The five counts brought against the bank are breach of contract and breach of the covenant of good faith and fair dealing; civil conversion; unjust enrichment, unconscionable overdraft policies and practices; and a violation of the Indiana Crime Victim Relief Act.
The bank moved for summary judgment in June 2013. It did not directly dispute its use of the procedures that maximized overdraft fees, but rather claimed entitlement to judgment as a matter of law due to preemption by federal banking law and the non-viability of state claims. The trial court denied the bank’s motion, leading to this interlocutory appeal.
The COA rejected the preemption argument offered by Old National.
“The bank has not shown an irreconcilable conflict or that the state laws do more than incidentally affect the bank’s deposit-taking power. The Bank is not entitled to a declaration of preemption in these summary judgment proceedings,” Judge L. Mark Bailey wrote.
Taking a look at the viability of the state claims, the judges ruled in favor of the bank except on the breach of contract and breach of good faith and fair dealing claim.

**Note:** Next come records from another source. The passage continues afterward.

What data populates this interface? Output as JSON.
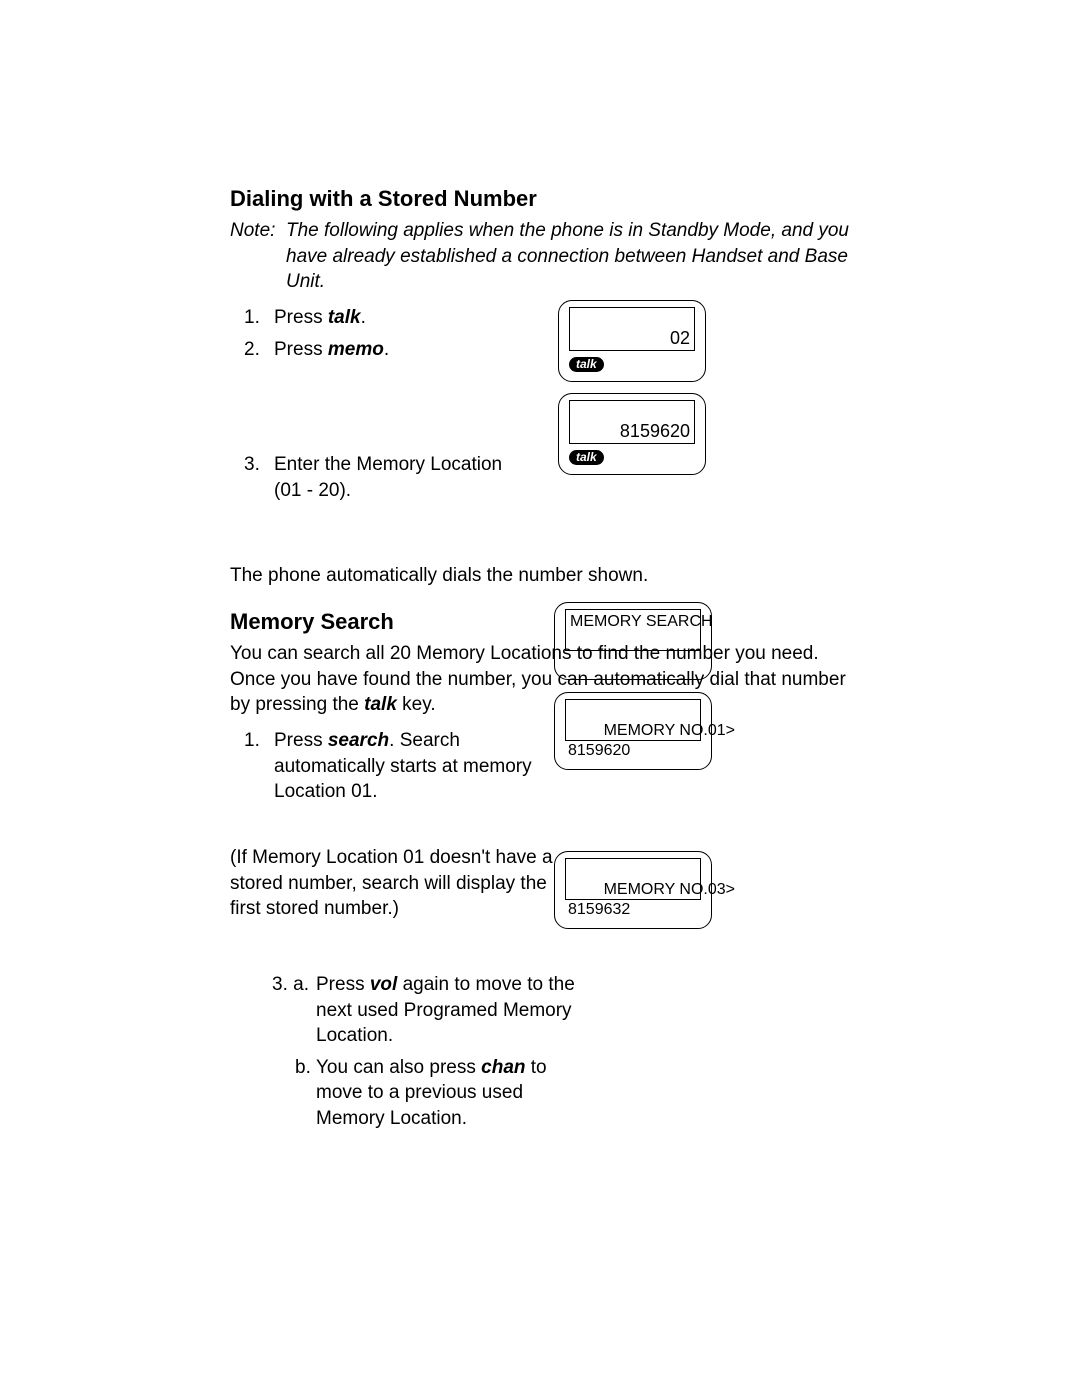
{
  "section1": {
    "heading": "Dialing with a Stored Number",
    "note_label": "Note:",
    "note_text": "The following applies when the phone is in Standby Mode, and you have already established a connection between Handset and Base Unit.",
    "step1_num": "1.",
    "step1_a": "Press ",
    "step1_b": "talk",
    "step1_c": ".",
    "step2_num": "2.",
    "step2_a": "Press ",
    "step2_b": "memo",
    "step2_c": ".",
    "step3_num": "3.",
    "step3_text": "Enter the Memory Location (01 - 20).",
    "result": "The phone automatically dials the number shown.",
    "display1_text": "02",
    "display1_pill": "talk",
    "display2_text": "8159620",
    "display2_pill": "talk"
  },
  "section2": {
    "heading": "Memory Search",
    "intro_a": "You can search all 20 Memory Locations to find the number you need. Once you have found the number, you can automatically dial that number by pressing the ",
    "intro_b": "talk",
    "intro_c": " key.",
    "step1_num": "1.",
    "step1_a": "Press ",
    "step1_b": "search",
    "step1_c": ". Search automatically starts at memory Location 01.",
    "display3_text": "MEMORY SEARCH",
    "para2": "(If Memory Location 01 doesn't have a stored number, search will display the first stored number.)",
    "display4_line1": "  MEMORY NO.01>",
    "display4_line2": "8159620",
    "step3a_label": "3. a.",
    "step3a_a": "Press ",
    "step3a_b": "vol",
    "step3a_c": " again to move to the next used Programed Memory Location.",
    "step3b_label": "b.",
    "step3b_a": "You can also press ",
    "step3b_b": "chan",
    "step3b_c": " to move to a previous used Memory Location.",
    "display5_line1": "  MEMORY NO.03>",
    "display5_line2": "8159632"
  }
}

“[I]n order to show that Depositors’ breach of contract claim could not survive, the Bank would be obliged to show that its contract is not ambiguous and is not inconsistent in its terms or in relation to extrinsic evidence. We cannot, by examination of the contract and with reference to undisputed facts, conclude that the Deposit Agreement unambiguously and consistently provides for the sums actually charged by the Bank. Summary judgment is inappropriate where, as here, a factfinder could infer from the designated materials that the Bank breached its duty of good faith and fair dealing,” Bailey wrote.
The COA remanded the class action for further proceedings consistent with the opinion.

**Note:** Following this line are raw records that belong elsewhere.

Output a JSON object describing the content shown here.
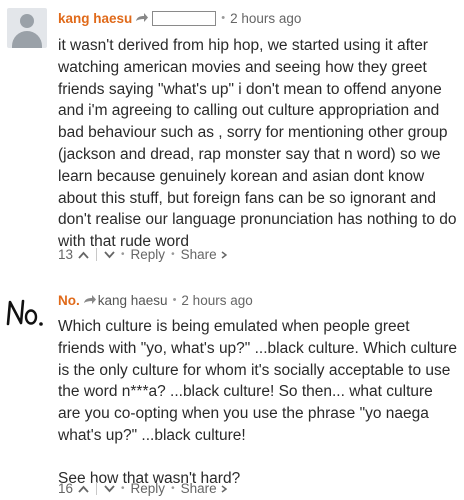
{
  "comments": [
    {
      "author": "kang haesu",
      "reply_to": "",
      "time": "2 hours ago",
      "paragraphs": [
        "it wasn't derived from hip hop, we started using it after watching american movies and seeing how they greet friends saying \"what's up\" i don't mean to offend anyone and i'm agreeing to calling out culture appropriation and bad behaviour such as , sorry for mentioning other group (jackson and dread, rap monster say that n word) so we learn because genuinely korean and asian dont know about this stuff, but foreign fans can be so ignorant and don't realise our language pronunciation has nothing to do with that rude word"
      ],
      "votes": "13",
      "reply_label": "Reply",
      "share_label": "Share"
    },
    {
      "author": "No.",
      "reply_to": "kang haesu",
      "time": "2 hours ago",
      "avatar_text": "No.",
      "paragraphs": [
        "Which culture is being emulated when people greet friends with \"yo, what's up?\" ...black culture. Which culture is the only culture for whom it's socially acceptable to use the word n***a? ...black culture! So then... what culture are you co-opting when you use the phrase \"yo naega what's up?\" ...black culture!",
        "See how that wasn't hard?"
      ],
      "votes": "16",
      "reply_label": "Reply",
      "share_label": "Share"
    }
  ],
  "colors": {
    "author": "#e06a1a",
    "meta": "#666666",
    "body_text": "#2a2a2a"
  },
  "icons": [
    "default-avatar-icon",
    "reply-arrow-icon",
    "upvote-icon",
    "downvote-icon",
    "share-arrow-icon"
  ]
}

Criminal – Resisting Law Enforcement/Battery
Adegoke Adetokunbo aka Robert Adesanoye, and Grace Itaniyi v. State of Indiana
A couple arrested after they screamed and resisted arrest at a local Department of Child Services’ office after learning their child was being removed from their care had all but one of their convictions from the incident upheld by the Indiana Court of Appeals.

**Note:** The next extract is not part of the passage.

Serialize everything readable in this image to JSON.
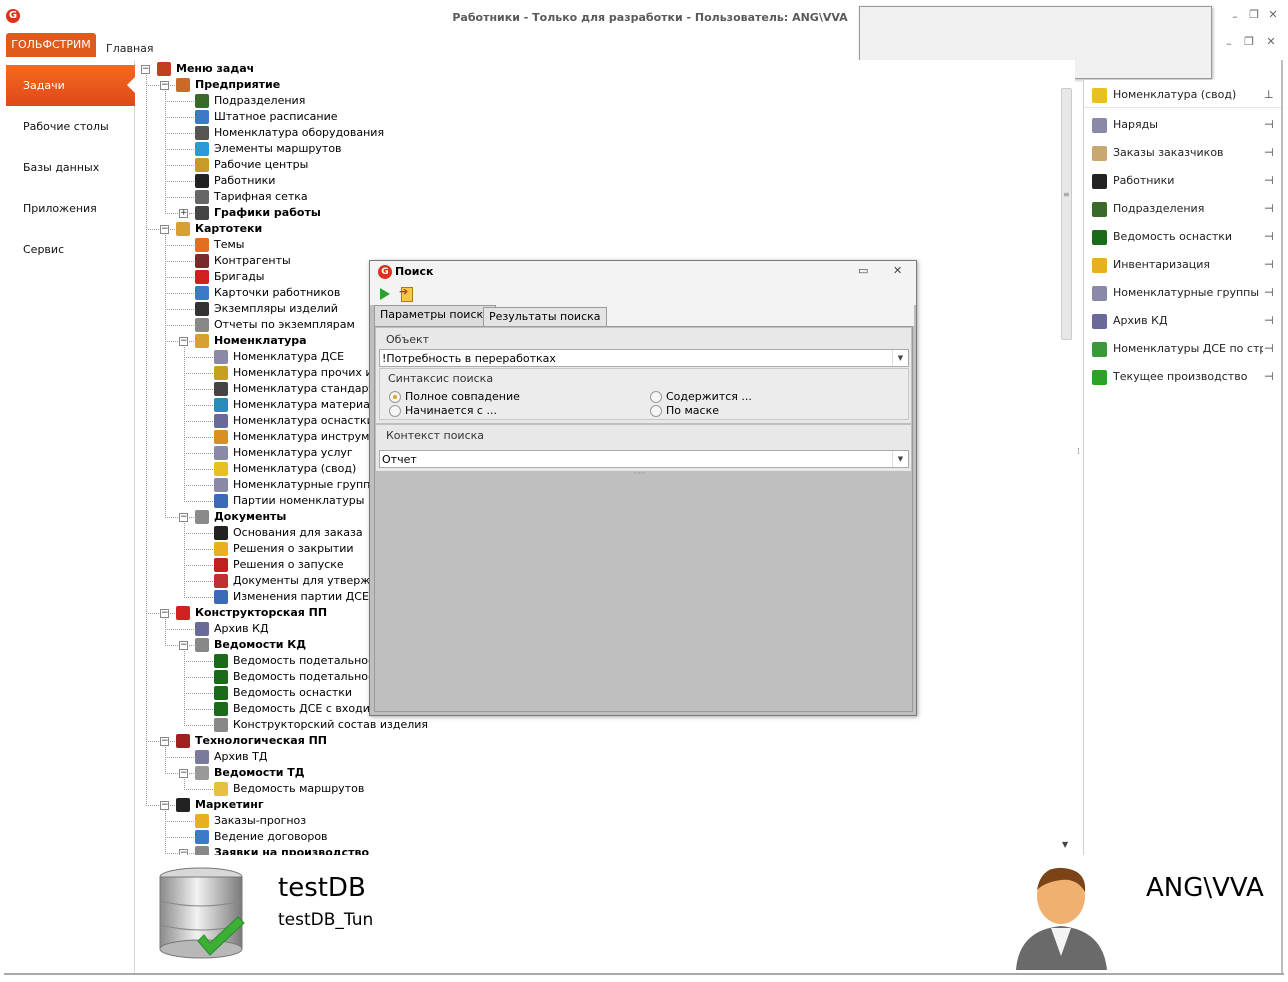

Adegoke Adetokunbo and Grace Itaniyi have a child together and were the subject of a DCS investigation, leading to the conclusion the child needed to be removed from their care. After learning the child would be taken away, Itaniyi began screaming and the DCS security guard, Luis Flores, and Indianapolis Metropolitan Police Department officer Perry Renn intervened.
When the couple refused to hand over the child, a scuffle ensued in which Adetokunbo punched Flores and Itaniyi pushed Renn away. Adetokunbo stiffened his arms when Renn tried to handcuff him, and Itaniyi, once handcuffed, tried to kick the officer.
They were both convicted of Class A misdemeanor resisting law enforcement and Class B misdemeanor battery, and Itaniyi was also convicted of Class B misdemeanor disorderly conduct. They both appealed their convictions.
The judges found sufficient evidence to support both of Adetokunbo’s convictions and two of Itaniyi’s convictions. But they reversed her battery conviction because the charging information said Itaniyi touched the security guard. The state failed to present any evidence she made any contact with Flores, but there was testimony she pushed Renn.
The state argued this was an immaterial variance, but the judges disagreed. In this case, it was necessary for the information to name the correct victim. This is a material, fatal variance under Indiana Supreme Court precedent, therefore her conviction must be reversed and vacated, the COA held.•